Requirement:
Show every line below where "photo" can be found.

---- Excerpted data

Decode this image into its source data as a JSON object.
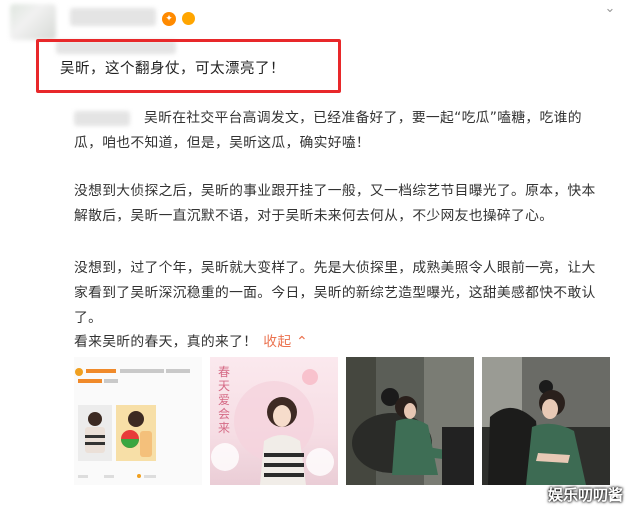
{
  "post": {
    "title": "吴昕，这个翻身仗，可太漂亮了！",
    "chevron": "⌄",
    "paragraphs": [
      "吴昕在社交平台高调发文，已经准备好了，要一起“吃瓜”嗑糖，吃谁的瓜，咱也不知道，但是，吴昕这瓜，确实好嗑！",
      "没想到大侦探之后，吴昕的事业跟开挂了一般，又一档综艺节目曝光了。原本，快本解散后，吴昕一直沉默不语，对于吴昕未来何去何从，不少网友也操碎了心。",
      "没想到，过了个年，吴昕就大变样了。先是大侦探里，成熟美照令人眼前一亮，让大家看到了吴昕深沉稳重的一面。今日，吴昕的新综艺造型曝光，这甜美感都快不敢认了。",
      "看来吴昕的春天，真的来了！"
    ],
    "more_link": "收起",
    "more_icon": "⌃"
  },
  "thumbnails": [
    {
      "name": "screenshot-thumbnail",
      "caption": ""
    },
    {
      "name": "poster-thumbnail",
      "caption": "春天爱会来"
    },
    {
      "name": "photo-thumbnail-1",
      "caption": ""
    },
    {
      "name": "photo-thumbnail-2",
      "caption": ""
    }
  ],
  "watermark": "娱乐叨叨酱",
  "colors": {
    "highlight": "#e8282a",
    "link": "#eb7350"
  }
}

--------

Written answer:
      "name": "photo-thumbnail-1",
      "name": "photo-thumbnail-2",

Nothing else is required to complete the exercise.